    An EV crossover is clearly needed. You can't cry "Midsize sedan deathwatch!" in one sentence and then "GM will fail if they make an EV CUV!" in the next. You just end up sounding like a shill for other carmakers.

  • Dukeisduke Dukeisduke on Nov 16, 2017

    The Colt and the Dolt?

  • 3-On-The-Tree Lou_BCsame here I grew up on 2-stroke dirt bikes had a 1985 Yamaha IT200 2-strokes then a 1977 Suzuki GT750 2-stroke 750 streetike fast forward to 2002 as a young flight school Lieutenant I bought a 2002 suzuki Hayabusa 1300 up in Huntsville Alabama. Still have that bike.
  • Milton Rented one for about a month. Very solid EV. Not as fun as my Polestar, but for a go to family car, solid. Practical EV ownership is only made possible with a home charger.
  • J Love mine, but the steering wheel blocks dashboard a bit, can't see turn signals nor headlights icons. They could use the upper corners of the screen for the turn signals. Mileage is much lower than shown too, disappointing
  • Aja8888 NO!
  • OrpheusSail I once did. My first four cars were American made, and through an odd set of circumstances surrounding a divorce, I wound up with a '95 Nissan Maxima which was fourteen years old and had about 150,000 miles on it.It was drove better, had an amazing engine, and was more reliable than any of my American cars.

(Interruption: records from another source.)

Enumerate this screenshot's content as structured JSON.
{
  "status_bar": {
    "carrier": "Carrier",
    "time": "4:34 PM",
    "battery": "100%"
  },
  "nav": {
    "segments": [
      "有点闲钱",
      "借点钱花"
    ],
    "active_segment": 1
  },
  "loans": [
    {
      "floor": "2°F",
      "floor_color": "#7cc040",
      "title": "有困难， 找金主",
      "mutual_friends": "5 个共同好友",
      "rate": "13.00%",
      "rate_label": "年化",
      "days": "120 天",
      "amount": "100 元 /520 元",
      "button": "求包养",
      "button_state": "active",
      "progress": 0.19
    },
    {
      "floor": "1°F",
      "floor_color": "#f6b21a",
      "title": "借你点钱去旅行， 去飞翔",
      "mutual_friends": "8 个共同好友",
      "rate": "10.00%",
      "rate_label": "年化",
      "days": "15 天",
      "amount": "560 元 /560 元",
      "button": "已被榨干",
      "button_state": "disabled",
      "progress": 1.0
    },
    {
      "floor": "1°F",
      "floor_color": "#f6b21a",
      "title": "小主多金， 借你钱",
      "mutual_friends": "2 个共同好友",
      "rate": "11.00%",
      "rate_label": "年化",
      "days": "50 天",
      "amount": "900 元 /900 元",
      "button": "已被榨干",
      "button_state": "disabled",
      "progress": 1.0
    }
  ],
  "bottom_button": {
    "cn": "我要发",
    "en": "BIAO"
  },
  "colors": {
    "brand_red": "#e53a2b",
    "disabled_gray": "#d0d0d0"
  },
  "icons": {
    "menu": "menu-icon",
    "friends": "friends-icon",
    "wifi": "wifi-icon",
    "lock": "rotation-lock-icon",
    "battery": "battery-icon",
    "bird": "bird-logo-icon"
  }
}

This included a new '95 GMC pickup that went through five alternators in under two years while the dealership insisted that there was no underlying electrical problem while they tried to run the clock on the warranty.That was the end of 'buy American'. I've bought from Honda and VW since, and I'll consider just about anything except American now.